Patellofemoral pain syndrome (PFPS) also known as runner’s knee, chondromalacia patellae is a generic term used to describe kneecap pain at the front of the knee. Symptoms include an aching pain in the knee joint, particularly at the front of the knee around and under the patella. Treatment includes rest, applying ice or cold therapy to reduce pain and inflammation along with a full rehabilitation program of specific exercises along with knee taping. Read more on patella pain treatment.
Lower leg compartment syndrome
Compartment syndromes arise when a muscle becomes too big for the sheath that surrounds it. Symptoms include a deep pain in the lower leg. Acute compartment syndrome can occur due to an impact or injury which causes bleeding and swelling in the muscle sheath. Read more on the causes and treatment of Lateral compartment, anterior compartment, and posterior compartment
Should I see a doctor?
If you have any of the following symptoms you should seek further medical assistance.
- Severe pain, especially on walking
- Severe swelling (oedema)
- Altered sensation in the foot – such as a feeling of “pins and needles” (paresthesia) or a “loss of feeling” (anesthesia).
- Unable to complete normal daily activities after the initial 72 hours.
Further medical assistance can be sought through either your local GP or a private clinician such as a podiatrist, physiotherapist, sports therapist, osteopath, or chiropractor.
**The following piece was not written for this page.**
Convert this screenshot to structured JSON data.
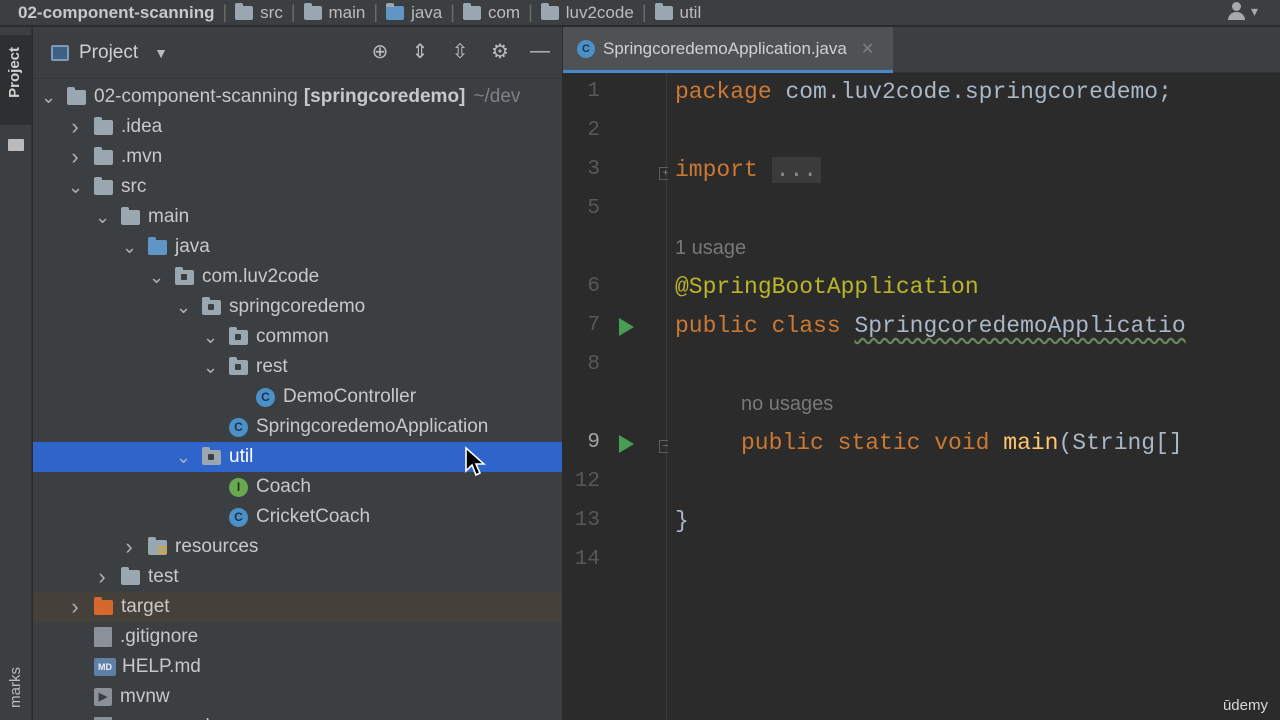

If you have followed the P.R.I.C.E. principles (see below) and are still unable to walk after 72 hours or still have severe pain that is not subsiding after the first 72 hours you should visit your local A&E department for further assessment.
Secondly, if you have applied for P.R.I.C.E. principles and still have weakness that lasts a long time (more than 2 weeks) or have ongoing discomfort in your foot or heel, you are highly recommended to seek advice from a specialist expert – such as a podiatrist or physiotherapist, osteopath, or chiropractor – who can provide you with advice and an appropriate and effective recovery and rehabilitation program.